Ask any gardener if they’d like their soil to be healthy and the answer will be an enthusiastic ‘yes’. But what does ‘healthy soil’ actually mean? Learning a little about what soil is and what’s in it is a good first step towards creating good soil in your garden. In turn, healthy soil can help to grow the healthiest vegetables, herbs and flowers. 

What is the Soil Food Web?

Soil is made up of inorganic material - sand and minerals - and organic matter: roots, decomposing leaves and plant matter. Healthy soil is also rich in a mind-boggling array of living creatures. The community of organisms living in the soil is called the ‘soil food web’. In decreasing order of size, it can include everything from mammals, worms, slugs and snails, spiders and insects to nematodes, protozoa, fungi and bacteria. Plant roots are also included in the soil food web.

Which Creatures Live in Soil?

One study found that just a handful of soil (about 200g) suitable for growing crops can contain a staggering number of organisms: 

  • about 5000 individual insects, spiders, worms and molluscs
  • 100,000 protozoa
  • 10,000 nematodes
  • 100,000 million bacteria (that’s 100,000,000,000 individual single-celled organisms!)
  • 50km of fungal filaments 

As well as all these living creatures, a handful of soil can contain an astounding length of plant roots - up to half a kilometer - mostly in the form of tiny root hairs.

This biodiversity is important because organisms in the soil provide food for larger creatures and help to cycle carbon and nitrogen. They also decompose organic matter to minerals and nutrients so plants can use them. As a general rule, the more diversity found in the soil food web, the healthier the soil and the plants that grow in it. 

The Role of Microorganisms

Though we generally can’t see them, the importance of the smallest organisms living in our soil can’t be underestimated. Bacteria (one-celled organisms) decompose plant litter, converting it into forms that can be consumed by other organisms in the soil food web. Some bacteria can also break down pesticides and pollutants, and improve the texture of soil and it’s ability to hold water.

Fungi also help decompose organic matter, making nutrients available to other critters and plants in forms they can digest. Fungal hyphae (interconnected filaments) also bind soil particles together, improving the way water is absorbed and held in the soil.

Protazoa and nematodes are the next step up in the soil food web. They eat bacteria and are in turn eaten by arthropods such as slaters, beetles, ants and millipedes. Arthropods further break down organic matter and aerate and mix the soil as they feed. Similarly, earthworms break down organic matter. As they burrow through the soil, they also improve soil structure, water infiltration and plant growth.

Soil as Habitat

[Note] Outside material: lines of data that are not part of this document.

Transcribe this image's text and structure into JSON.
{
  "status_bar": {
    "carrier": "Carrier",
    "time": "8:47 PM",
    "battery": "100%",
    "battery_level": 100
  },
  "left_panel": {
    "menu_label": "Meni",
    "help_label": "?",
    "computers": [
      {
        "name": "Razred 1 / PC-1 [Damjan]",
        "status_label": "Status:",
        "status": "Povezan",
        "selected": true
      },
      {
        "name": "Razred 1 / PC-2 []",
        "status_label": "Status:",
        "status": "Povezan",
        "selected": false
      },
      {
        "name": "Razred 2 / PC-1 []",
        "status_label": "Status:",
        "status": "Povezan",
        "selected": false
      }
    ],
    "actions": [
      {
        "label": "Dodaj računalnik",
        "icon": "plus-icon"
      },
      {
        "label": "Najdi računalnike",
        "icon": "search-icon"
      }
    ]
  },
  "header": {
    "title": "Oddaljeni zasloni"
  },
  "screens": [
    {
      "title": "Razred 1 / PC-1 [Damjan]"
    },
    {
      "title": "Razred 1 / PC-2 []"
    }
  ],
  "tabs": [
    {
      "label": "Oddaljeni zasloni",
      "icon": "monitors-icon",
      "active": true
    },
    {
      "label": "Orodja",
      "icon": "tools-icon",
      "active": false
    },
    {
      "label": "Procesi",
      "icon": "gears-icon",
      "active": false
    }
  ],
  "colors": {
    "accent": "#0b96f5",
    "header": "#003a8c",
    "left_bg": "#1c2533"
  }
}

Most living organisms live in the top 2-3cm of soil. This is where the highest concentration of organic matter usually is. Others, such as worms, can burrow a little deeper. Fungi can form a network of filaments that can extend metres down into the soil, and bacteria can be washed even deeper than that by heavy rainfall.

Many creatures also live directly around plant roots. This area, known as the rhizosphere, is the most dynamic environment in the soil. The rhizosphere is only about 1mm thick around the surface of each root, but it’s rich in all sorts of life. This is because plant roots release water, sugar and organic compounds (called exudates) needed by microorganisms to survive. In turn, the microorganisms provide plants with inorganic nutrients as well as producing vitamins and other substances that help plants to grow. 

Tiny air pockets in the soil provide habitat for many microorganisms, while other creatures can burrow to make their own spaces to live. It’s been estimated that up to 25% of healthy topsoil is air – this is surprising, but it makes sense if you remember that all the living creatures in the soil need oxygen to live. This is why avoiding both compaction and waterlogging is so important for healthy soil. If you’ve ever heard of good soil described as ‘fluffy’ or ‘light’, it means there’s plenty of air pockets where organisms can live and breathe. 

What Does This Mean for Gardeners?

Keeping the soil food web in mind when gardening can help when creating or maintaining healthy soil. On a practical level, it means that gardeners should think twice before using broad-specturm pesticides and other chemicals, avoid soil compaction and waterlogging, and perhaps even rethink the need to dig and turn over soil unless it’s necessary. It also means that adding compost and other organic matter to your soil is a great idea, as this supplies food for the tinest creatures in the soil food web.

Two hands holding some garden soil

A millipede wriggling on the surface of some soil

An earthworm in garden soil

A two-bin compost bin with a garden fork